It would be a shame if the museum were not to re-open in its current location. It would be even more of a shame if a re-opened museum turned its back on the past and became yet another Disneyified amusement park masquerading as a museum.

There?s a Facebook group for those who care. 

Comments

  1. #1 Sigmund
    January 14, 2009

    I too used to be taken to this museum when I was growing up and I have similar memories of the Giant Deer skeletons. I think there is room for both types of museums although I know what you mean about the nostalgic aspect of this one. I live close to the Stockholm Natural History Museum which has gone down the modernising route. Its still OK for inspiring wonder in children but perhaps not so good for facilitating research.

  2. #2 Rob Clack
    January 15, 2009

    My wife and I attended the SVPCA in Belfast in the early eighties, then rode on my motorbike down to Dublin, where I remember visiting this museum and being completely blown away by the glass medusae and protozoa.

    It would be a tragedy if it didn’t reopen in something like its current format; it’s almost a museum of natural history museums.

    With some similarities to the NHM in Paris, I fancy.

  3. #3 John Lynch
    January 15, 2009

    @ Rob

    I seem to remember reading somewhere that the Dublin museum did resemble that in Paris.
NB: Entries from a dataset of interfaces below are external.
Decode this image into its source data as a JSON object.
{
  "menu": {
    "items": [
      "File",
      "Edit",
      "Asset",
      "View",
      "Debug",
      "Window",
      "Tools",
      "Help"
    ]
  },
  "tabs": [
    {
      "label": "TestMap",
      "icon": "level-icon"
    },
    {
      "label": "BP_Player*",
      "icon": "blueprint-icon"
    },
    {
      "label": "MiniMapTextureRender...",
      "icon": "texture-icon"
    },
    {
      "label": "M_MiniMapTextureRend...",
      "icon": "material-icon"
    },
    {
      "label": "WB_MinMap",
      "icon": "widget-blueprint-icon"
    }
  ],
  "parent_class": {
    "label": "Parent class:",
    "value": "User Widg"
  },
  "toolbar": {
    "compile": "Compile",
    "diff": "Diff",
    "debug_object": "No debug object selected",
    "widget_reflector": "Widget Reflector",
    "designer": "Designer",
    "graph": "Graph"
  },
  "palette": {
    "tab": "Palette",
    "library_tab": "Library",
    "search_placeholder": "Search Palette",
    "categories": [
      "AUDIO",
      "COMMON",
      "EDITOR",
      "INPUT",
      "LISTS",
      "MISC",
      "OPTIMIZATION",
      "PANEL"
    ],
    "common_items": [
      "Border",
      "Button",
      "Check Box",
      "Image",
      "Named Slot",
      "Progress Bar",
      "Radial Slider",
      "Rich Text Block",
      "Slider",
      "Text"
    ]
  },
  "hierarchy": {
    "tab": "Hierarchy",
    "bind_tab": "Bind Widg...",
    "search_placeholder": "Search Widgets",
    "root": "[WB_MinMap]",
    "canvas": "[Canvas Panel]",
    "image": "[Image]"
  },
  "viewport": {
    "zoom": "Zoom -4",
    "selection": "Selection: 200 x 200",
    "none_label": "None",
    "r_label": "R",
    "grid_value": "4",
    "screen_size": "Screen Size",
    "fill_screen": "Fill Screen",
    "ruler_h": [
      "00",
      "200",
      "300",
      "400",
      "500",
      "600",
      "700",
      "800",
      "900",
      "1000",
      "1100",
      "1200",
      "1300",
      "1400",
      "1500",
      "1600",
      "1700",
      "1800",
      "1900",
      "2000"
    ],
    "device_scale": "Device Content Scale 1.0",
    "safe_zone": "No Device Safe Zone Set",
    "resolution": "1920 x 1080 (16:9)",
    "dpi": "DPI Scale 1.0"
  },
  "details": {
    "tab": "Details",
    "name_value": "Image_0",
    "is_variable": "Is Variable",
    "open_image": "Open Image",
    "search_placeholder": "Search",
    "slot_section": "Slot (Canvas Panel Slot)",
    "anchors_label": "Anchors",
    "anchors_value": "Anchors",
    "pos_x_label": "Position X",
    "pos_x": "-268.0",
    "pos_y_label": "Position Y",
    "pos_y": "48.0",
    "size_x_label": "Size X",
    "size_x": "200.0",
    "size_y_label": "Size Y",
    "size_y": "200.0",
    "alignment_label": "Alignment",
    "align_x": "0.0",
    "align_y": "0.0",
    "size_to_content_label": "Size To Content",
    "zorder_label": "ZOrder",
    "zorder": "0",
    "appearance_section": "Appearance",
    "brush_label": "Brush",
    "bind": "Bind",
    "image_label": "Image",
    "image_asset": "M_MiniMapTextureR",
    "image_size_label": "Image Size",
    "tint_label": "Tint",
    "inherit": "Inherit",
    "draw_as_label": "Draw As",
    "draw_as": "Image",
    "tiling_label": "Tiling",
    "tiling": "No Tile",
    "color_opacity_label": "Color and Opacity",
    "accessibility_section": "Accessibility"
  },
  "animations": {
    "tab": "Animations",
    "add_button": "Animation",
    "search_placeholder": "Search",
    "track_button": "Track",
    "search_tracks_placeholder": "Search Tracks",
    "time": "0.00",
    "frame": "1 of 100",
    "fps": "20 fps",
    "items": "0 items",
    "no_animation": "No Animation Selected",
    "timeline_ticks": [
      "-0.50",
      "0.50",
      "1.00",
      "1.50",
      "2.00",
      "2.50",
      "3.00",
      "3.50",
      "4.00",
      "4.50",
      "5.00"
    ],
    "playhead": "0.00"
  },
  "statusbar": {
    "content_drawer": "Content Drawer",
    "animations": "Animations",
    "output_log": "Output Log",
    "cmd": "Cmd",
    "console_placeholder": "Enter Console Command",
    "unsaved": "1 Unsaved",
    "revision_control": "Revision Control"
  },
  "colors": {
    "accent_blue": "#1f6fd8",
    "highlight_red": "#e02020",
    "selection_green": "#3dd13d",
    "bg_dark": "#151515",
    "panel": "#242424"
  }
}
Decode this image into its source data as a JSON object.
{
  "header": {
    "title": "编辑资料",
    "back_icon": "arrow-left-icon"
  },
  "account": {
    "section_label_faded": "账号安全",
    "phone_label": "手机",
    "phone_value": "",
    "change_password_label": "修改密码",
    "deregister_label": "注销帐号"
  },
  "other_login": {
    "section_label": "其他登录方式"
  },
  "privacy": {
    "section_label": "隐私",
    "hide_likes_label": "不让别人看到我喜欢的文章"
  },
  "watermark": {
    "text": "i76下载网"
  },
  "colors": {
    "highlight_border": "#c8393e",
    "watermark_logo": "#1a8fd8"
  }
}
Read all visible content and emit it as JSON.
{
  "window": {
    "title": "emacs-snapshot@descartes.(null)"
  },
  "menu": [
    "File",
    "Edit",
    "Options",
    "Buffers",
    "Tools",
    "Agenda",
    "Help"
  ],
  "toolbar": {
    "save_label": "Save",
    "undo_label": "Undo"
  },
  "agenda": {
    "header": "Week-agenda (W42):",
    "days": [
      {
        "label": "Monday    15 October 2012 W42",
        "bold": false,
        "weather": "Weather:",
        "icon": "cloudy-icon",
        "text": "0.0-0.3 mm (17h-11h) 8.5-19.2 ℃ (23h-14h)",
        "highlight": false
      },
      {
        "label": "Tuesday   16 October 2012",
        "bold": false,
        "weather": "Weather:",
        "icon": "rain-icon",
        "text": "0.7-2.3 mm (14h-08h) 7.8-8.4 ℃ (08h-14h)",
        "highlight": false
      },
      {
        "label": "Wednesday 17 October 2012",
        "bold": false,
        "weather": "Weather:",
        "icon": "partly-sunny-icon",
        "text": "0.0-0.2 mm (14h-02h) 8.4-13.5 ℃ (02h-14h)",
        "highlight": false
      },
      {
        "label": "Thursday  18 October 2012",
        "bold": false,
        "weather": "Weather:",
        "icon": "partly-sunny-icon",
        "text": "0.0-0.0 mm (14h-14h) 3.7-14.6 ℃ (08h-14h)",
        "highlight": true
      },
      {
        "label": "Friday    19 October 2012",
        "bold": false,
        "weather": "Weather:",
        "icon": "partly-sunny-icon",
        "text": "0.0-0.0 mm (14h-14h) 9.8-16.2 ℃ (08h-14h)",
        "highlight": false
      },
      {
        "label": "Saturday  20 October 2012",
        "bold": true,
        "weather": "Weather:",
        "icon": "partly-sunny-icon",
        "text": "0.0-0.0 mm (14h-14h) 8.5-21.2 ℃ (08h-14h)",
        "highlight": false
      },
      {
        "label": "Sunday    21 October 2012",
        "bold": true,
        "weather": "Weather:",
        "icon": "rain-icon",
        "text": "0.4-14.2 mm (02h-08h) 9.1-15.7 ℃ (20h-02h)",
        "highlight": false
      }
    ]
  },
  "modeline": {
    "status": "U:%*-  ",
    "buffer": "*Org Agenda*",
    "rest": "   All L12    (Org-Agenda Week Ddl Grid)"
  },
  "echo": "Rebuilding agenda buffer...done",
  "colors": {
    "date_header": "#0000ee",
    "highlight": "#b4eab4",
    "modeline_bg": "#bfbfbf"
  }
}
Or at least how the museum at the Jardin Des Plantes used to be (it was closed for serious renovations last time I was in Paris and free to visit … 1990 … and I seem to remember reading that they planned on seriously “modernizing” the galleries).

  4. #4 Sigmund
    January 15, 2009

    The Paris museum had a strange arrangement the last time I was there, two years ago. The central gallery had a Noahs ark like procession of animals crossing the gallery that looks very weird and out of place to a biologist – but probably appears enchanting to a child or an art college student (such as the one who designed the thing in the first place).

  5. #5 blf
    January 15, 2009

    When I lived in Dublin that was easily my favourite museum. Besides the unique atmosphere—including tripping over all the art students bent into weird shapes in strange locations making drawings/sketches/paintings/whatevers of the exhibits—I always found a surprise whenever I closely examined a specimen/exhibit.